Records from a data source
--------

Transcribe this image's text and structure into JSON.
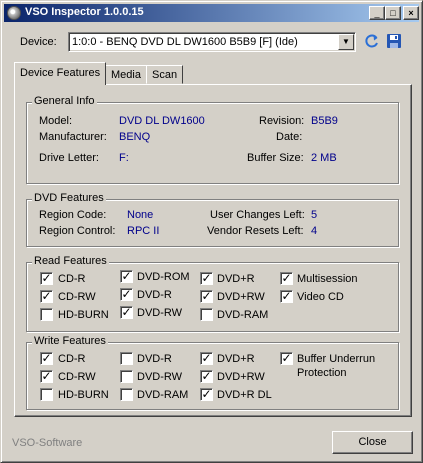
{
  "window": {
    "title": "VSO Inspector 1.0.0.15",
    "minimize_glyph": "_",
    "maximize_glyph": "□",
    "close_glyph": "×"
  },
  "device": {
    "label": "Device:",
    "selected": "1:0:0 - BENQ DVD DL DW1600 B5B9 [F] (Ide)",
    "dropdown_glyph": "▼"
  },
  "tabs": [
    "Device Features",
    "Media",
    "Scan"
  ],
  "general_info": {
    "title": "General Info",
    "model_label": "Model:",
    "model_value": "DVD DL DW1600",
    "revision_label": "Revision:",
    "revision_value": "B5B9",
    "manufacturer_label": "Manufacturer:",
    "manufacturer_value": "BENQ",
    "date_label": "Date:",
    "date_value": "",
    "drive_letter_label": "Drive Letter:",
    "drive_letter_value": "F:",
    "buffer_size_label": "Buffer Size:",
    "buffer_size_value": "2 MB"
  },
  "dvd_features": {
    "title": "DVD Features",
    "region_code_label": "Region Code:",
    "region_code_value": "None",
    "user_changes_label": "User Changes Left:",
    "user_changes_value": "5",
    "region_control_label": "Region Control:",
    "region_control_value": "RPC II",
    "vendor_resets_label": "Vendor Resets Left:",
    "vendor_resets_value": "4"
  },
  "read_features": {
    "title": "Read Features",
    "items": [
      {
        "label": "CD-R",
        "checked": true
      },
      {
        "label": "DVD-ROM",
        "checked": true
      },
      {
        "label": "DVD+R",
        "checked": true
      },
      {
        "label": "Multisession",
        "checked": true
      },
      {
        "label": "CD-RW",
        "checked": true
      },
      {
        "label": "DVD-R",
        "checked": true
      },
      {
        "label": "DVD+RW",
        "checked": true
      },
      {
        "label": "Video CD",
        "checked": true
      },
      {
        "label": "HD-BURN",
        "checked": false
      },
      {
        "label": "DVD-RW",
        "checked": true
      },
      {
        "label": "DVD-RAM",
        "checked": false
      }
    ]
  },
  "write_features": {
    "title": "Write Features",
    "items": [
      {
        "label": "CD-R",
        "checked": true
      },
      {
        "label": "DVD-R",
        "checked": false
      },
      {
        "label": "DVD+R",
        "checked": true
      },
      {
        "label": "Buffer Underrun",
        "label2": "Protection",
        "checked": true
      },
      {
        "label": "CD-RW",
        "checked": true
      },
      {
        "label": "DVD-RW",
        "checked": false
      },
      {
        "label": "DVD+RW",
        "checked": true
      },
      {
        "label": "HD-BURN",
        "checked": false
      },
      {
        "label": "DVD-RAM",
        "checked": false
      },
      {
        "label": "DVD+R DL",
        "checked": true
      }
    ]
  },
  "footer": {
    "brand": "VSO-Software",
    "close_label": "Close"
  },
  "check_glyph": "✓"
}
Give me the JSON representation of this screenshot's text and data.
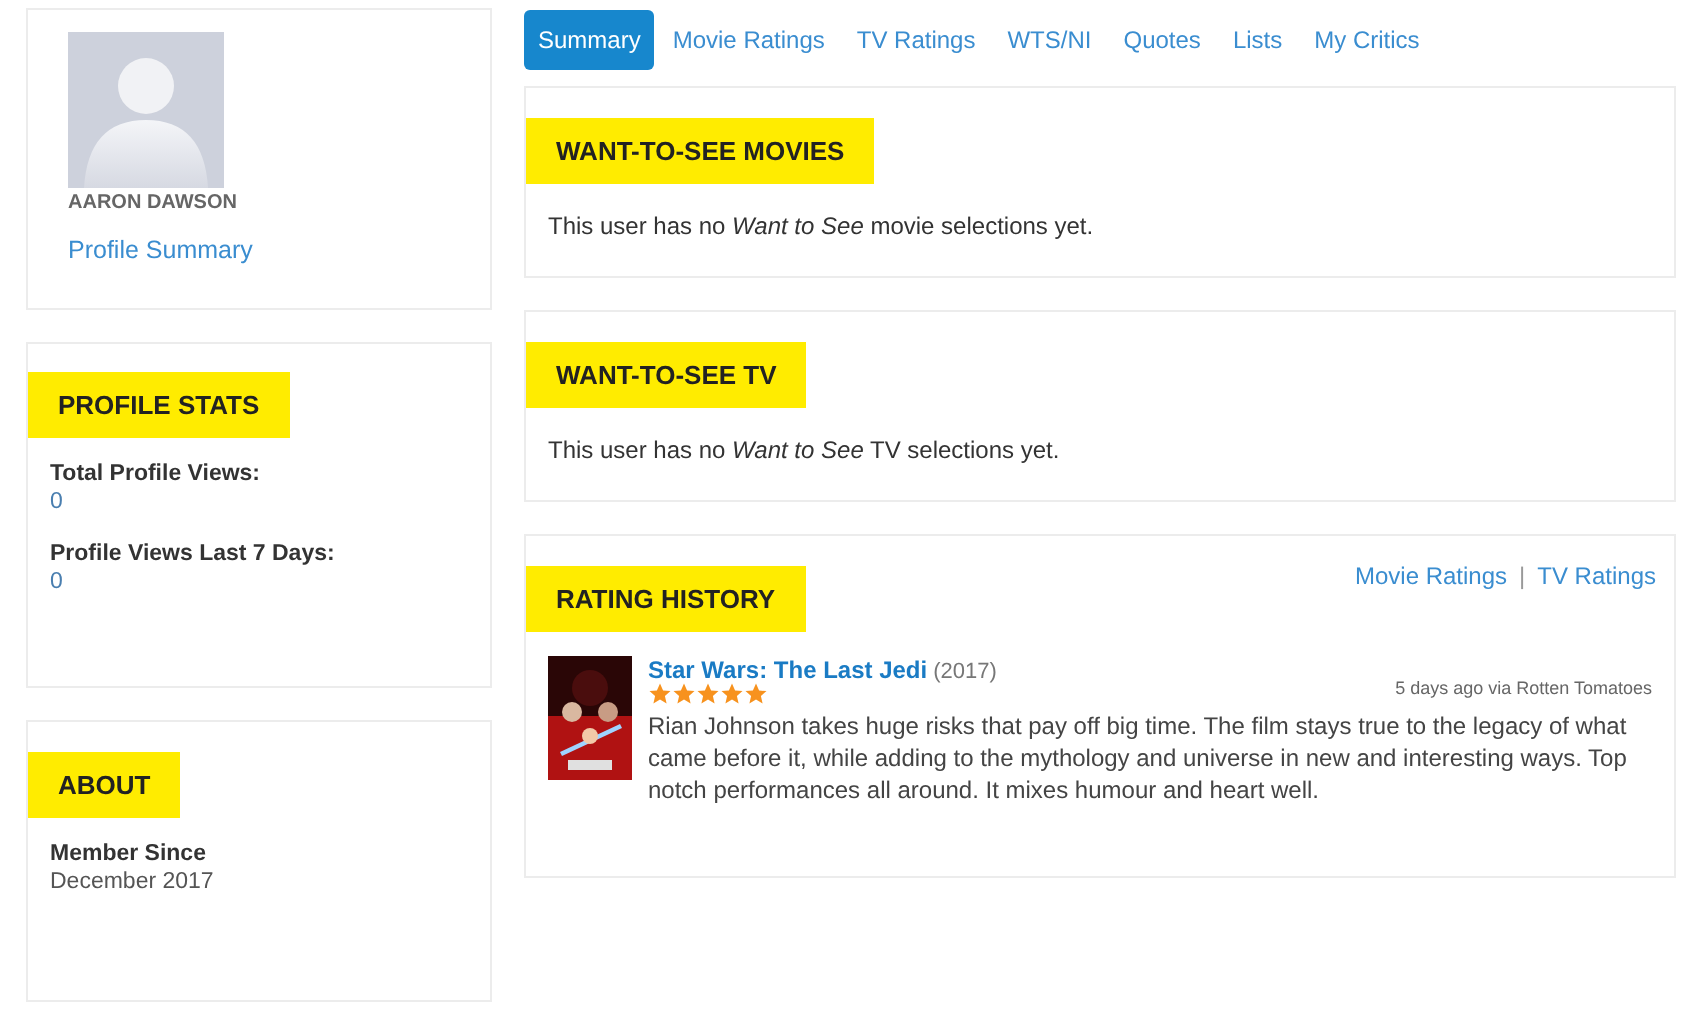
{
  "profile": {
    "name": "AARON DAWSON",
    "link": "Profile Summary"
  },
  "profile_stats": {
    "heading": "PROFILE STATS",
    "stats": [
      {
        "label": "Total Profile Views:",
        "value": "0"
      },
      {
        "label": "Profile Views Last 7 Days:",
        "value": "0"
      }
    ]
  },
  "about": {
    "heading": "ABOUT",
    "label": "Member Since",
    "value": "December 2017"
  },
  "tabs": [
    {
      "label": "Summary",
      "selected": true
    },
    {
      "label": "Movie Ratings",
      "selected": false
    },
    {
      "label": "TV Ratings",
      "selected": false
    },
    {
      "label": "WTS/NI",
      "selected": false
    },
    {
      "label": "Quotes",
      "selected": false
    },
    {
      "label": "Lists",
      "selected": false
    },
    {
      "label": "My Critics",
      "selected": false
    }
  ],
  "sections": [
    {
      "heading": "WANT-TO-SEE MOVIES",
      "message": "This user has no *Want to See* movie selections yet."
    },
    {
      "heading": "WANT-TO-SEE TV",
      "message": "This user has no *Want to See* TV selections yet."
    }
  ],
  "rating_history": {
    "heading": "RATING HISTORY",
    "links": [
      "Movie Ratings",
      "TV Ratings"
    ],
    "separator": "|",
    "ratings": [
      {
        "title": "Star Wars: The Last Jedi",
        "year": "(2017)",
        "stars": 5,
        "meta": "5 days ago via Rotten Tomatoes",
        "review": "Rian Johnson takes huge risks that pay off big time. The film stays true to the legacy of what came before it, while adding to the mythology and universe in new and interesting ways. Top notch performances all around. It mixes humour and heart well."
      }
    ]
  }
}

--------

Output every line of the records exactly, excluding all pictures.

Transcribe this image's text and structure into JSON.
{
  "window": {
    "title": "VSO Inspector 1.0.0.15",
    "minimize_glyph": "_",
    "maximize_glyph": "□",
    "close_glyph": "×"
  },
  "device": {
    "label": "Device:",
    "selected": "1:0:0 - BENQ DVD DL DW1600 B5B9 [F] (Ide)",
    "dropdown_glyph": "▼"
  },
  "tabs": [
    "Device Features",
    "Media",
    "Scan"
  ],
  "general_info": {
    "title": "General Info",
    "model_label": "Model:",
    "model_value": "DVD DL DW1600",
    "revision_label": "Revision:",
    "revision_value": "B5B9",
    "manufacturer_label": "Manufacturer:",
    "manufacturer_value": "BENQ",
    "date_label": "Date:",
    "date_value": "",
    "drive_letter_label": "Drive Letter:",
    "drive_letter_value": "F:",
    "buffer_size_label": "Buffer Size:",
    "buffer_size_value": "2 MB"
  },
  "dvd_features": {
    "title": "DVD Features",
    "region_code_label": "Region Code:",
    "region_code_value": "None",
    "user_changes_label": "User Changes Left:",
    "user_changes_value": "5",
    "region_control_label": "Region Control:",
    "region_control_value": "RPC II",
    "vendor_resets_label": "Vendor Resets Left:",
    "vendor_resets_value": "4"
  },
  "read_features": {
    "title": "Read Features",
    "items": [
      {
        "label": "CD-R",
        "checked": true
      },
      {
        "label": "DVD-ROM",
        "checked": true
      },
      {
        "label": "DVD+R",
        "checked": true
      },
      {
        "label": "Multisession",
        "checked": true
      },
      {
        "label": "CD-RW",
        "checked": true
      },
      {
        "label": "DVD-R",
        "checked": true
      },
      {
        "label": "DVD+RW",
        "checked": true
      },
      {
        "label": "Video CD",
        "checked": true
      },
      {
        "label": "HD-BURN",
        "checked": false
      },
      {
        "label": "DVD-RW",
        "checked": true
      },
      {
        "label": "DVD-RAM",
        "checked": false
      }
    ]
  },
  "write_features": {
    "title": "Write Features",
    "items": [
      {
        "label": "CD-R",
        "checked": true
      },
      {
        "label": "DVD-R",
        "checked": false
      },
      {
        "label": "DVD+R",
        "checked": true
      },
      {
        "label": "Buffer Underrun",
        "label2": "Protection",
        "checked": true
      },
      {
        "label": "CD-RW",
        "checked": true
      },
      {
        "label": "DVD-RW",
        "checked": false
      },
      {
        "label": "DVD+RW",
        "checked": true
      },
      {
        "label": "HD-BURN",
        "checked": false
      },
      {
        "label": "DVD-RAM",
        "checked": false
      },
      {
        "label": "DVD+R DL",
        "checked": true
      }
    ]
  },
  "footer": {
    "brand": "VSO-Software",
    "close_label": "Close"
  },
  "check_glyph": "✓"
}
Give me the JSON representation of this screenshot's text and data.
{
  "profile": {
    "name": "AARON DAWSON",
    "link": "Profile Summary"
  },
  "profile_stats": {
    "heading": "PROFILE STATS",
    "stats": [
      {
        "label": "Total Profile Views:",
        "value": "0"
      },
      {
        "label": "Profile Views Last 7 Days:",
        "value": "0"
      }
    ]
  },
  "about": {
    "heading": "ABOUT",
    "label": "Member Since",
    "value": "December 2017"
  },
  "tabs": [
    {
      "label": "Summary",
      "selected": true
    },
    {
      "label": "Movie Ratings",
      "selected": false
    },
    {
      "label": "TV Ratings",
      "selected": false
    },
    {
      "label": "WTS/NI",
      "selected": false
    },
    {
      "label": "Quotes",
      "selected": false
    },
    {
      "label": "Lists",
      "selected": false
    },
    {
      "label": "My Critics",
      "selected": false
    }
  ],
  "sections": [
    {
      "heading": "WANT-TO-SEE MOVIES",
      "message": "This user has no *Want to See* movie selections yet."
    },
    {
      "heading": "WANT-TO-SEE TV",
      "message": "This user has no *Want to See* TV selections yet."
    }
  ],
  "rating_history": {
    "heading": "RATING HISTORY",
    "links": [
      "Movie Ratings",
      "TV Ratings"
    ],
    "separator": "|",
    "ratings": [
      {
        "title": "Star Wars: The Last Jedi",
        "year": "(2017)",
        "stars": 5,
        "meta": "5 days ago via Rotten Tomatoes",
        "review": "Rian Johnson takes huge risks that pay off big time. The film stays true to the legacy of what came before it, while adding to the mythology and universe in new and interesting ways. Top notch performances all around. It mixes humour and heart well."
      }
    ]
  }
}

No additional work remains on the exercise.